The upgraded eIRB will produce a final version of all approved documents. All tracked changes will be accepted and comments removed in the final version. Beware! Document names must have more than three characters for the final version to be named properly. For instance, a Privacy Rule Authorization draft named “PRA” will be named “.pdf” in the final version listed under the Documents tab. This is an unfortunate quirk of the eIRB system. Your documents list in the eIRB will look something like this:

*A reminder about file names. It is best to keep file names short. File names should never contain spaces or special characters. This will ensure consistency and enable accurate backup and retrieval of data.

You can save a document to a descriptive file name using hyphens and underscores to avoid spaces in the file name:

  • Consent_Sponsor_main_MH12345_v.1.docx
  • Consent_PGx_MH12345_3-18-13.docx
  • Privacy_Rule_Auth_4_1_2016.docx or Privacy_Rule_Auth_4-1-2016.docx or PrivacyRuleAuth.docx

IRB Tips and New Information

Reporting Participant Withdrawals at Continuing Review

The IRB requires a report at continuing review on the number of KP participants who withdrew from the research during the report period and the reasons for their withdrawal, if known (per SOP KP-002 Continuing Review of IRB-Approved Research). If you do not know the reason for a participant’s withdrawal, please state that the reason for withdrawal is not known.

Should a co-author on a paper be listed as a co-investigator?

An individual whose only involvement with a study is as a co-author on a paper, journal article, or presentation may not need to be listed as a co-investigator in the IRQ if that person is not obtaining data about the subjects of research through intervention or interaction, viewing individually identifiable private information about the subjects of research, or obtaining the informed consent of human subjects for the research.

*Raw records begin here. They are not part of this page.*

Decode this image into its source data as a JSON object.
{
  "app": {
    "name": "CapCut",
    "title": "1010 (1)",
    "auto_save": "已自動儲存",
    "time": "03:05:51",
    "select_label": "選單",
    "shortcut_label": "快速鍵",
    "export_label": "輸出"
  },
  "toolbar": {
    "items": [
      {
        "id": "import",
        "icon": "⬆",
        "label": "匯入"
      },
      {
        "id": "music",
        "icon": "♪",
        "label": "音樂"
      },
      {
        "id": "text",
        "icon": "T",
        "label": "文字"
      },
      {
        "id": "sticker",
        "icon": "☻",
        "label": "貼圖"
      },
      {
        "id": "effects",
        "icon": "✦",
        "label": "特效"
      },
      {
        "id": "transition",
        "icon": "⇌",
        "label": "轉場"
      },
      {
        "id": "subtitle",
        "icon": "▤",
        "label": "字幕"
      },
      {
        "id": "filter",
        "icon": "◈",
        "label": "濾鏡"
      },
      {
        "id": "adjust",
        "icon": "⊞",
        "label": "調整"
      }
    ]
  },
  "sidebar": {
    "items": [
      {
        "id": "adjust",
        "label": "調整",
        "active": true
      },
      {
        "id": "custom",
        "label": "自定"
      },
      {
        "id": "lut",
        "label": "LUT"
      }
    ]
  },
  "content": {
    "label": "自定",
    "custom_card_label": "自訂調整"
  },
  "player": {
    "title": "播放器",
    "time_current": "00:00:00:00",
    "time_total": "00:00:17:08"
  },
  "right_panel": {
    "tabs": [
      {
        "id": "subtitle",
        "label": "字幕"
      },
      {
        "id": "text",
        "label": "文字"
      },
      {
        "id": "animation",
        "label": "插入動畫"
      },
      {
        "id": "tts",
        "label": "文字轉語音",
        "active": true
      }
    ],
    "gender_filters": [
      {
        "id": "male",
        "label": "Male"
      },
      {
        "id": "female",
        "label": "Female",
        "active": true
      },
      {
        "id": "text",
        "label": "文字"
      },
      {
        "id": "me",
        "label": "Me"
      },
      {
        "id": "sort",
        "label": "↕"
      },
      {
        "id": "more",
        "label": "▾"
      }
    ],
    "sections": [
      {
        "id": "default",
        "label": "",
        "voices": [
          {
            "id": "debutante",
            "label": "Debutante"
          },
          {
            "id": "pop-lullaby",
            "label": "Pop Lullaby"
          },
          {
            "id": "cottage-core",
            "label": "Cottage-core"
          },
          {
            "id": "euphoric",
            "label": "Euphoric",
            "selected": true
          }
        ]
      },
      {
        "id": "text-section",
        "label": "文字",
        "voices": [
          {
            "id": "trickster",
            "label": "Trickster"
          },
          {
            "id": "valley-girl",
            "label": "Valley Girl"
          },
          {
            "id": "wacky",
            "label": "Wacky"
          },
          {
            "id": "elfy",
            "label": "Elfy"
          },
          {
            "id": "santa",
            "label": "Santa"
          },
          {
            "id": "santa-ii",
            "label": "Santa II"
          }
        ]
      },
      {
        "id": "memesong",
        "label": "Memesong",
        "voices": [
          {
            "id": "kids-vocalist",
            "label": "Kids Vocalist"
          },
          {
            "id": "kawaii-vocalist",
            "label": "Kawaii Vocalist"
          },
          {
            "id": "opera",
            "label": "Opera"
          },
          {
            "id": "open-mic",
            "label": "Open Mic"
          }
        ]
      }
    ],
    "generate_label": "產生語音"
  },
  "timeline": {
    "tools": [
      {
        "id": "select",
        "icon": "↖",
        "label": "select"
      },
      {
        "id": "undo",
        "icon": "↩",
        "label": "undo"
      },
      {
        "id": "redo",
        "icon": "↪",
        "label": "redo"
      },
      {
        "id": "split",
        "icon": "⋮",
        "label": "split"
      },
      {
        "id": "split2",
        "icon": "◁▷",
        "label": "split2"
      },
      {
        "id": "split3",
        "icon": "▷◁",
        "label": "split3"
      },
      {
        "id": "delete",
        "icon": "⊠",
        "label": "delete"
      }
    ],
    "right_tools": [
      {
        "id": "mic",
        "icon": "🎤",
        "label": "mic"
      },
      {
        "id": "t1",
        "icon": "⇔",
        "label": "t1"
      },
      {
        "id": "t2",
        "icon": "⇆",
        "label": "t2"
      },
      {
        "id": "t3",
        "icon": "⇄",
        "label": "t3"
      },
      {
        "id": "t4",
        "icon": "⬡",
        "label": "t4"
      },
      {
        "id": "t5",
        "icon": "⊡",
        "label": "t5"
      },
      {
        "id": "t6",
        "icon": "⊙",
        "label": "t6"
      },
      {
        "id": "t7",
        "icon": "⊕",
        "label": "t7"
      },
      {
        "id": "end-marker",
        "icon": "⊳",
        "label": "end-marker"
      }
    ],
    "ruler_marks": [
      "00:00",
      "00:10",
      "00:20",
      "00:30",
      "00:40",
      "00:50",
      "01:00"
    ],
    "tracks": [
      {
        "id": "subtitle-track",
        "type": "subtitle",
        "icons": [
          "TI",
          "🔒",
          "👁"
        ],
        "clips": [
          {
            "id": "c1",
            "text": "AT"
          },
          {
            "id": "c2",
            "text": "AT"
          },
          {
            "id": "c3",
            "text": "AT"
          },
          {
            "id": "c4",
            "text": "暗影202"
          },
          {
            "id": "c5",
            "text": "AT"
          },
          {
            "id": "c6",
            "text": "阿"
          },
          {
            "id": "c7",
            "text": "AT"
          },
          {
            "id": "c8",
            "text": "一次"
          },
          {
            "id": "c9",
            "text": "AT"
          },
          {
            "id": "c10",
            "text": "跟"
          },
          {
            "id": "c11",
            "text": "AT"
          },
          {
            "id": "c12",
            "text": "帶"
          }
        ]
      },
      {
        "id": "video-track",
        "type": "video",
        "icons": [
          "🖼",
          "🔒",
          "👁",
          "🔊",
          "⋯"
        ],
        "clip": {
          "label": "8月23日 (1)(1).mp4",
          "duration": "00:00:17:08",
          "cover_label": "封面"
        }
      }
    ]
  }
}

Please contact the Research Compliance Office if you are unsure about whether a co-author on a paper should be considered a co-investigator.

Graphics versions of documents – When submitting a modification to add the final graphics version of an already approved document, be sure to confirm in the modification form that you have compared the two versions and no additional changes were made.

Acronyms and referencing other studies in IRQs – When using acronyms in an Institutional Review Board (IRB) submission, protocol, consent form, or other research document, please make sure to spell out the components of the phrase upon first reference, with the acronym listed in parenthesis after. It is also helpful if you refer to another IRB submission that you include that study’s IRB number.


Migration to the new eIRB system is right around the corner. Please consider closing your study in the current eIRB system if all of the following are true:

  • Enrollment is closed
  • Participants/have completed all research-related interventions
  • Data collection is complete
  • Data analysis of identifiable private information described in the IRB-approved research plan has been completed

Please see the Winter 2016 issue of the Compliance Newsletter for information on closing studies.